§ EXERCISE REQUIREMENTS
From the entries that follow, report every line in which "سامانه" occurs.

Element data from apps and pages
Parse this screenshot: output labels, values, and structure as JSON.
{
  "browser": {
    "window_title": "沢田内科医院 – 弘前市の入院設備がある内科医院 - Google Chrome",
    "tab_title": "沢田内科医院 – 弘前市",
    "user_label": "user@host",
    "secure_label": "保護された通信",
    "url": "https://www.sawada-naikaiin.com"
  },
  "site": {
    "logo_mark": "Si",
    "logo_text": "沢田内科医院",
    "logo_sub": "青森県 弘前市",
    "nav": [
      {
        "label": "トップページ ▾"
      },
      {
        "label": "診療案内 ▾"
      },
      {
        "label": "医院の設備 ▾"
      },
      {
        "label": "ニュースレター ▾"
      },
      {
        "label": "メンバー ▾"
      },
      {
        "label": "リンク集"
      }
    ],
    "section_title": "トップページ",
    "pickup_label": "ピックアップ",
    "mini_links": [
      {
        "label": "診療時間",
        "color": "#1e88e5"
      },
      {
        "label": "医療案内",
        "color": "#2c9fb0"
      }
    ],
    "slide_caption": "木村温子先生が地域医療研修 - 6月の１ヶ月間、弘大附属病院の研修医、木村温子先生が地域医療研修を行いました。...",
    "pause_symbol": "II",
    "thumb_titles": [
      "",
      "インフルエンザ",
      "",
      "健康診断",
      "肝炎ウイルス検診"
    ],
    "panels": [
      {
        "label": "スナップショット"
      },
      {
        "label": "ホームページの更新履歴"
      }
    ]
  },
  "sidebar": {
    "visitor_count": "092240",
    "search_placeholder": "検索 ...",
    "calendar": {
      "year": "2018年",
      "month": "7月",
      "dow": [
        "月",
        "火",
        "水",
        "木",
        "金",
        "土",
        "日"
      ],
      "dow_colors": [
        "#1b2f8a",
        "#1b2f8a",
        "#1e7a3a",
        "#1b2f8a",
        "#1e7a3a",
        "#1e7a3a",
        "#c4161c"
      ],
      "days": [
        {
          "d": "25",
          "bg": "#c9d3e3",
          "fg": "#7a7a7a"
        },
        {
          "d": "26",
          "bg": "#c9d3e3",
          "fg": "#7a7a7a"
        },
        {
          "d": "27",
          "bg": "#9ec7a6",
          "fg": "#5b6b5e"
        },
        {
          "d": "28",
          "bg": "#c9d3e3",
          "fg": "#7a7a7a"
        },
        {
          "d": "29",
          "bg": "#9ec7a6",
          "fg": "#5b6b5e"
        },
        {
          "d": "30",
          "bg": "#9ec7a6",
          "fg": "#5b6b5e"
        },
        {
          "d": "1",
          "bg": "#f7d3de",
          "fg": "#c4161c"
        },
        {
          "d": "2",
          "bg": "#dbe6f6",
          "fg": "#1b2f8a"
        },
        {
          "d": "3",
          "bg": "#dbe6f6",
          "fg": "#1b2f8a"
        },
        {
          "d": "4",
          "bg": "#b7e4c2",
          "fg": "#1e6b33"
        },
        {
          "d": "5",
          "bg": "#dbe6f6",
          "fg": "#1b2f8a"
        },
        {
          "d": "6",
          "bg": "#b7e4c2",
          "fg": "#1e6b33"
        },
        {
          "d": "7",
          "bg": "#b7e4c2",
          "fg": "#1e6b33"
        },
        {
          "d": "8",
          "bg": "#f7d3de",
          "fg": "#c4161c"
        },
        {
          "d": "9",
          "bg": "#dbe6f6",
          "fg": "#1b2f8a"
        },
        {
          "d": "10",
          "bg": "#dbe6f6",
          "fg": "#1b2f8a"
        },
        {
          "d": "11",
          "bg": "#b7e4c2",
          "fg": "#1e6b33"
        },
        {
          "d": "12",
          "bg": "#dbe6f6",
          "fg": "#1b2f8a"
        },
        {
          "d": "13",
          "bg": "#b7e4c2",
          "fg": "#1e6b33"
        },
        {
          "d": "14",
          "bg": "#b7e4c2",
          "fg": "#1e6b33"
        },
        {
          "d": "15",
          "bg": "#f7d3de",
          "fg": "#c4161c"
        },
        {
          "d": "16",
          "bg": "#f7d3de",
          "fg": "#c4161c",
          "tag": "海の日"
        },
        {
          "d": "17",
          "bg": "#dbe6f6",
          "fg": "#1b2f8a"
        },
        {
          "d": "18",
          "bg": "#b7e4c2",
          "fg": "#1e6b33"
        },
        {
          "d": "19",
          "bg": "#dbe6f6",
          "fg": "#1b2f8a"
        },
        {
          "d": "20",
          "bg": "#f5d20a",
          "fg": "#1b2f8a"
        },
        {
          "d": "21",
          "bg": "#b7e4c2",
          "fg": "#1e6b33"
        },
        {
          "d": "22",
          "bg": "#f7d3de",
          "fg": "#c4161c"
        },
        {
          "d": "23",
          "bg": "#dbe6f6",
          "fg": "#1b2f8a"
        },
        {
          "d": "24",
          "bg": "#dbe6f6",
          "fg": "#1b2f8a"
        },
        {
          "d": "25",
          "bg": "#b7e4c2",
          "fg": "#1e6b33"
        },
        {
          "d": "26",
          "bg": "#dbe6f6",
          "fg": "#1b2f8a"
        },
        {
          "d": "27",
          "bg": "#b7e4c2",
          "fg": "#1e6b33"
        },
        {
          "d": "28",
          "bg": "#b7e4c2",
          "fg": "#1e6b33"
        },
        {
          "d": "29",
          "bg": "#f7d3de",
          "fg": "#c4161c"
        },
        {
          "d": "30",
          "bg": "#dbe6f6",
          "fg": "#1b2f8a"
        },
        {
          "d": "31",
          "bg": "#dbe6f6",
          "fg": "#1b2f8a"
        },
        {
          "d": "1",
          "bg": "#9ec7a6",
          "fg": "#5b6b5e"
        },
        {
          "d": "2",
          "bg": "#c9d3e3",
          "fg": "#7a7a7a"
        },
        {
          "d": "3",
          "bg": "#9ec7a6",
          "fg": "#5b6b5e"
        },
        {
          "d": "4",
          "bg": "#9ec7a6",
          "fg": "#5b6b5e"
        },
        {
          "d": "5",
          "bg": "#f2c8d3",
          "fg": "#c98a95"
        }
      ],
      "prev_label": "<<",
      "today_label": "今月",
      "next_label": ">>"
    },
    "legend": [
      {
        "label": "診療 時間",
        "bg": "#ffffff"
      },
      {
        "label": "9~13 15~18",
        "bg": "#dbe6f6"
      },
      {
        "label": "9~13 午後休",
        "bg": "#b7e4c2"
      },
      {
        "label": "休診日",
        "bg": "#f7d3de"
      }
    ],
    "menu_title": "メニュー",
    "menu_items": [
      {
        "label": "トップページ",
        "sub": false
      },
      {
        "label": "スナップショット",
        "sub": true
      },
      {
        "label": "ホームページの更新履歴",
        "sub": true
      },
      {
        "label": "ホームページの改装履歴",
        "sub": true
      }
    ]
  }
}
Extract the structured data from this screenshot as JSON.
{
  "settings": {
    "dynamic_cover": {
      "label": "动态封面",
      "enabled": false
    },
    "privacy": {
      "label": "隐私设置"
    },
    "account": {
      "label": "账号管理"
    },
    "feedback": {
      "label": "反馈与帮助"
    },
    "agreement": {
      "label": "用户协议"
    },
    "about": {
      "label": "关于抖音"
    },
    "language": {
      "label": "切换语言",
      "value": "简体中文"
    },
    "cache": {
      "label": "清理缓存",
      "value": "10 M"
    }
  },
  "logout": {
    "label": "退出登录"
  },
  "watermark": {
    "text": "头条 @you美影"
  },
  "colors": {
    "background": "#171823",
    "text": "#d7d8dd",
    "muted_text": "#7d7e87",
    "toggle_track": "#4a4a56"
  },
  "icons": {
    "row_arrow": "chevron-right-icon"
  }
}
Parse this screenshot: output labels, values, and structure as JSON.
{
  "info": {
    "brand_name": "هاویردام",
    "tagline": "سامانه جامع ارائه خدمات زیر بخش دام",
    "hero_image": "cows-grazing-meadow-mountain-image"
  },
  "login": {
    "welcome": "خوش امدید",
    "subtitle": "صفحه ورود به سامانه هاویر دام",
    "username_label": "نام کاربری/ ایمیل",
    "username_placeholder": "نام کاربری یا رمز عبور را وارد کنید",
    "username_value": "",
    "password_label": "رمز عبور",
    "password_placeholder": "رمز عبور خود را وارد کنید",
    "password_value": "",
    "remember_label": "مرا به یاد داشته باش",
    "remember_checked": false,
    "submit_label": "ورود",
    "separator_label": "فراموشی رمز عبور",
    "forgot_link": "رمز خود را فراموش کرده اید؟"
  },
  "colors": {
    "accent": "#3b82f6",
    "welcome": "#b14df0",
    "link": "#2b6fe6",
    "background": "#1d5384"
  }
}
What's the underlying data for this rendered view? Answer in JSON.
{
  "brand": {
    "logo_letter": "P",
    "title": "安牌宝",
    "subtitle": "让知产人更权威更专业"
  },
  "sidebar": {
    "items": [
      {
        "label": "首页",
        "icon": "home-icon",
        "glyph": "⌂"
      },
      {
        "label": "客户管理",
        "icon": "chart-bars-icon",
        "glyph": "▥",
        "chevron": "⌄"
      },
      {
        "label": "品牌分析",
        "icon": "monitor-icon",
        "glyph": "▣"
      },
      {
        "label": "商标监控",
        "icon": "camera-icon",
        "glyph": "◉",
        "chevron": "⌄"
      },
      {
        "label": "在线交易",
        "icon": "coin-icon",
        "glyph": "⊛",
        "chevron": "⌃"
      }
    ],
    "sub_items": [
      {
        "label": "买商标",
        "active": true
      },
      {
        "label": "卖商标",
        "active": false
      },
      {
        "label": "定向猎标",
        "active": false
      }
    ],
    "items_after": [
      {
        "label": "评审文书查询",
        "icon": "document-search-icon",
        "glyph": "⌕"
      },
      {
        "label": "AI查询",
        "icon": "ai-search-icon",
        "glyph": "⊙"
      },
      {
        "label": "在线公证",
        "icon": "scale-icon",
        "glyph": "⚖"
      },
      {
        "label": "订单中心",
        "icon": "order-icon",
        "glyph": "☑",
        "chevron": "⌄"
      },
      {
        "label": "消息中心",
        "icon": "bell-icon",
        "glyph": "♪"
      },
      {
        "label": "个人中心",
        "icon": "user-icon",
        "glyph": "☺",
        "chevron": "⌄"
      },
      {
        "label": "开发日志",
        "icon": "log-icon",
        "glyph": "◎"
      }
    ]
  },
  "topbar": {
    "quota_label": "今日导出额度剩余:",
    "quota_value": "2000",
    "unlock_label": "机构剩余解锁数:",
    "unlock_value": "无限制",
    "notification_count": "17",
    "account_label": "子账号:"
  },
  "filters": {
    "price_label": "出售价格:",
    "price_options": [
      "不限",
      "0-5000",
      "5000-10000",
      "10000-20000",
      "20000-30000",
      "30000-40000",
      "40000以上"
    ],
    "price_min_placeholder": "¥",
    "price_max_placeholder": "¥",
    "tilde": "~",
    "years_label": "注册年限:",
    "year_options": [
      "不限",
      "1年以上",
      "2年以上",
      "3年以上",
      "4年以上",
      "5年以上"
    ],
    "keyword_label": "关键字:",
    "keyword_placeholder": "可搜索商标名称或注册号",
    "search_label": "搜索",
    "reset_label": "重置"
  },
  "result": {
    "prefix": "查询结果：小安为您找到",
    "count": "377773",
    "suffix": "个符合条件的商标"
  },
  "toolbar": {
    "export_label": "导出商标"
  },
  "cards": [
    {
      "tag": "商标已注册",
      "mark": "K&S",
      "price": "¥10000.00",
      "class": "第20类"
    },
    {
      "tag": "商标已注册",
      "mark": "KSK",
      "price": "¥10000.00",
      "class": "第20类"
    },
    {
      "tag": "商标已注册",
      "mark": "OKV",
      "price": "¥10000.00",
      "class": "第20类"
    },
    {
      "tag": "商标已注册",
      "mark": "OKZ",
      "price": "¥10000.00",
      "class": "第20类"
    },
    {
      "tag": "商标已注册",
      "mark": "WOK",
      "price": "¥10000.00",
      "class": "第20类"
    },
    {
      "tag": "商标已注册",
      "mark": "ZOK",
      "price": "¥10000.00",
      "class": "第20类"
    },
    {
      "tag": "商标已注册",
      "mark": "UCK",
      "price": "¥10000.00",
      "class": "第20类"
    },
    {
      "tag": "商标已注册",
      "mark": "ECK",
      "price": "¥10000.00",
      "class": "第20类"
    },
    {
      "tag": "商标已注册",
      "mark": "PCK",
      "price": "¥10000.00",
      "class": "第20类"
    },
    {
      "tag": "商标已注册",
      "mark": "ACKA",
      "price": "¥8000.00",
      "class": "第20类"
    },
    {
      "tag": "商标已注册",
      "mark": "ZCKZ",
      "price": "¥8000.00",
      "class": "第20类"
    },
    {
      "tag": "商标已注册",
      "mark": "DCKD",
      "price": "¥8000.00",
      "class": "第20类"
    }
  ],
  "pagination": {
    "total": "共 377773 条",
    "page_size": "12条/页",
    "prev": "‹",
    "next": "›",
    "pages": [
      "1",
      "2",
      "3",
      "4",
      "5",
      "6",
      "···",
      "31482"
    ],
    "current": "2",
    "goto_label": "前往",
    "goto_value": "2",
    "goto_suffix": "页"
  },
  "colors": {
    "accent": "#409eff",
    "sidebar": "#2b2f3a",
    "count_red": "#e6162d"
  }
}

§ ANSWER TO THIS EXERCISE
    "tagline": "سامانه جامع ارائه خدمات زیر بخش دام",
    "subtitle": "صفحه ورود به سامانه هاویر دام",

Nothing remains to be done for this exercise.